About this exercise |
Exact copy, no pictures: reproduce every record below as it stands.

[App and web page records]
════════════════════
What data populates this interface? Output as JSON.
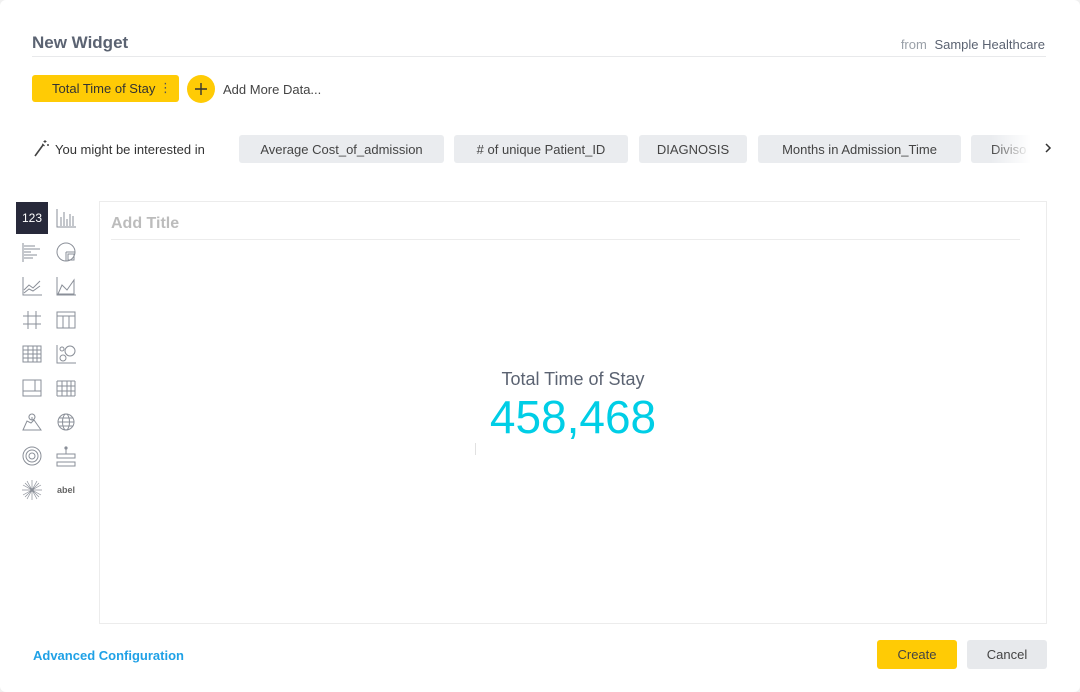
{
  "header": {
    "title": "New Widget",
    "from_label": "from",
    "source_name": "Sample Healthcare"
  },
  "data_panel": {
    "chip_label": "Total Time of Stay",
    "chip_menu_icon": "vertical-dots-icon",
    "add_icon": "plus-icon",
    "add_label": "Add More Data..."
  },
  "suggestions": {
    "icon": "magic-wand-icon",
    "label": "You might be interested in",
    "chips": [
      "Average Cost_of_admission",
      "# of unique Patient_ID",
      "DIAGNOSIS",
      "Months in Admission_Time",
      "Diviso"
    ],
    "next_icon": "chevron-right-icon"
  },
  "palette": {
    "indicator_label": "123",
    "label_tile": "abel",
    "icons": [
      "indicator-icon",
      "column-chart-icon",
      "bar-chart-icon",
      "pie-chart-icon",
      "line-chart-icon",
      "area-chart-icon",
      "table-icon",
      "table-columns-icon",
      "pivot-table-icon",
      "scatter-icon",
      "treemap-icon",
      "heatmap-icon",
      "map-icon",
      "globe-icon",
      "sunburst-icon",
      "funnel-icon",
      "starburst-icon",
      "label-icon"
    ]
  },
  "canvas": {
    "title_placeholder": "Add Title",
    "kpi_label": "Total Time of Stay",
    "kpi_value": "458,468",
    "accent_color": "#00cee6"
  },
  "footer": {
    "advanced_label": "Advanced Configuration",
    "create_label": "Create",
    "cancel_label": "Cancel"
  },
  "colors": {
    "primary": "#ffcb05",
    "link": "#1fa1e6",
    "active_tile": "#27293a"
  }
}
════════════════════
Final answer |
What data populates this interface? Output as JSON.
{
  "header": {
    "title": "New Widget",
    "from_label": "from",
    "source_name": "Sample Healthcare"
  },
  "data_panel": {
    "chip_label": "Total Time of Stay",
    "chip_menu_icon": "vertical-dots-icon",
    "add_icon": "plus-icon",
    "add_label": "Add More Data..."
  },
  "suggestions": {
    "icon": "magic-wand-icon",
    "label": "You might be interested in",
    "chips": [
      "Average Cost_of_admission",
      "# of unique Patient_ID",
      "DIAGNOSIS",
      "Months in Admission_Time",
      "Diviso"
    ],
    "next_icon": "chevron-right-icon"
  },
  "palette": {
    "indicator_label": "123",
    "label_tile": "abel",
    "icons": [
      "indicator-icon",
      "column-chart-icon",
      "bar-chart-icon",
      "pie-chart-icon",
      "line-chart-icon",
      "area-chart-icon",
      "table-icon",
      "table-columns-icon",
      "pivot-table-icon",
      "scatter-icon",
      "treemap-icon",
      "heatmap-icon",
      "map-icon",
      "globe-icon",
      "sunburst-icon",
      "funnel-icon",
      "starburst-icon",
      "label-icon"
    ]
  },
  "canvas": {
    "title_placeholder": "Add Title",
    "kpi_label": "Total Time of Stay",
    "kpi_value": "458,468",
    "accent_color": "#00cee6"
  },
  "footer": {
    "advanced_label": "Advanced Configuration",
    "create_label": "Create",
    "cancel_label": "Cancel"
  },
  "colors": {
    "primary": "#ffcb05",
    "link": "#1fa1e6",
    "active_tile": "#27293a"
  }
}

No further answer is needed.